“We help them build social and emotional skills and have experiences that develop their full person,” Marino said. “That’s the way I like to work with people: in a ‘whole person’ way.”

Advertisement

Summer Search sees its combination of leadership trips and consistent mentoring as a recipe for success, increasing a student’s likelihood to graduate. About 98 percent of the students in Summer Search graduate from high school and 71 percent earn their bachelor’s degree within six years, Marino said.

The organization aims to select students from low-income families, partnering with more than 30 high schools in Boston, Chelsea, and Malden. Around 95 percent are people of color; 93 percent qualify for free lunch; and 91 percent are the first in their family to go to college.

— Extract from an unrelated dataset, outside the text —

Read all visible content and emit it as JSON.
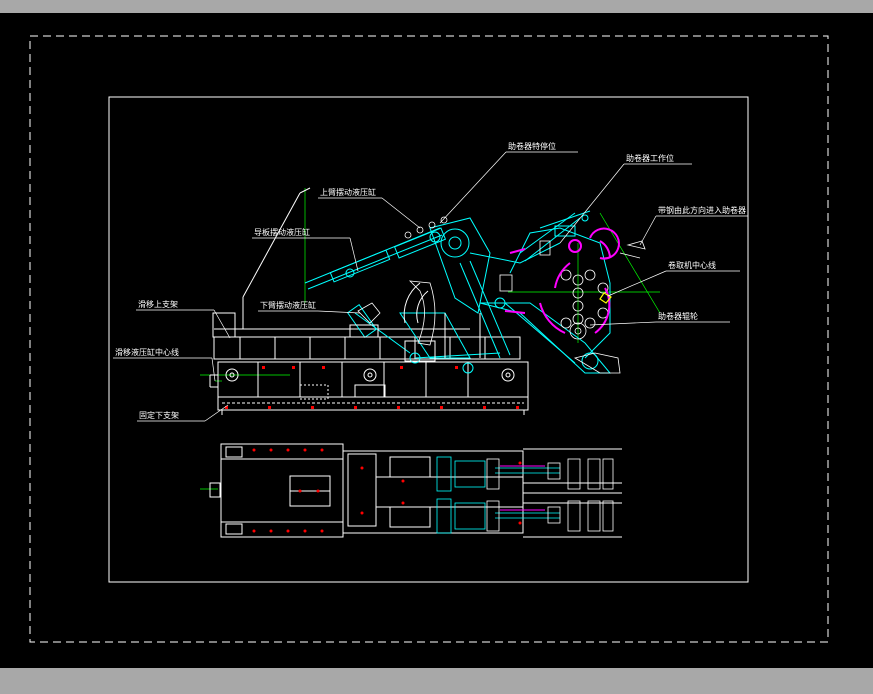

“We work with the high schools to identify sophomores who are really in the middle, who are sometimes unseen,” Marino said. “They are students who in another context would be undoubtedly college- and leadership-bound, but sometimes go overlooked in struggling schools.”

The students are aspiring thespians, devoted basketball players, future engineers. They say Summer Search helps them gain confidence and discover the reaches of their potential.

Stewart Amas was a sophomore at Boston Latin School when he was accepted into Summer Search and paired with mentor Casey Pettit Babcock. He had a 1.7 grade-point average and was relying on his skills on the basketball court to get into college.

Advertisement

“Academically, I wasn’t the best student,” Amas said. “Basketball was sort of like a safety net for that scariness that I had toward doing well academically.”

Over three years, Amas and Babcock developed a relationship where he could go to her and talk about his week. Babcock would listen — not giving solutions to his problems but helping him come to realizations about himself.

“Whatever the case may be, I can just bring it up to Casey and she just knows exactly what to say,” he said. “She definitely pushed me to see that I can do more and I can do better.”

Babcock was able to see Amas grow.

“It is the best job that you could ever ask for, being able to walk alongside someone as they’re taking on tremendous challenges,” said Babcock, who is also a program director. “So much of my job as a mentor is to help my students see what is already inside of them, and be able to pull that out so that they can see it, too.”

Amas graduated from Boston Latin in June with a 3.44 combined grade-point average. He is attending Bentley University in Waltham and hopes to continue playing basketball. Summer Search can support him through college with counseling and internship connections.

“The kinds of investments that young people need don’t happen during a summer,” Marino said. “They happen over many, many years.”

It all starts with that outdoor excursion after sophomore year. Students canoe and rock-climb near the Canadian border in Maine, or make their way across the mountains of North Carolina using just a map and a compass.

Etsub Legesse, 17, backpacked across the woods of central Wyoming.

“Being sent on these trips. . . helps you figure out who you really are and how you fit into society,” said Legesse, a senior at Cambridge Rindge and Latin School. “You have to think about yourself. In this society and being around so much chaos at times, it’s very easy to distract yourself from yourself.”

Summer Search has helped Legesse define his own version of success, he said, one that goes beyond academics and aims for grander self-fulfillment.

“Regardless of class, race, or gender, everybody in this class is a little confused. Everybody is trying to figure out their next step in life,” he said. “Just being able to sit down and sort through your ideas, I think, is key in any kid’s growth.”

Miguel Otárola can be reached at miguel.otarola@globe.com. Follow him on Twitter @motarola123.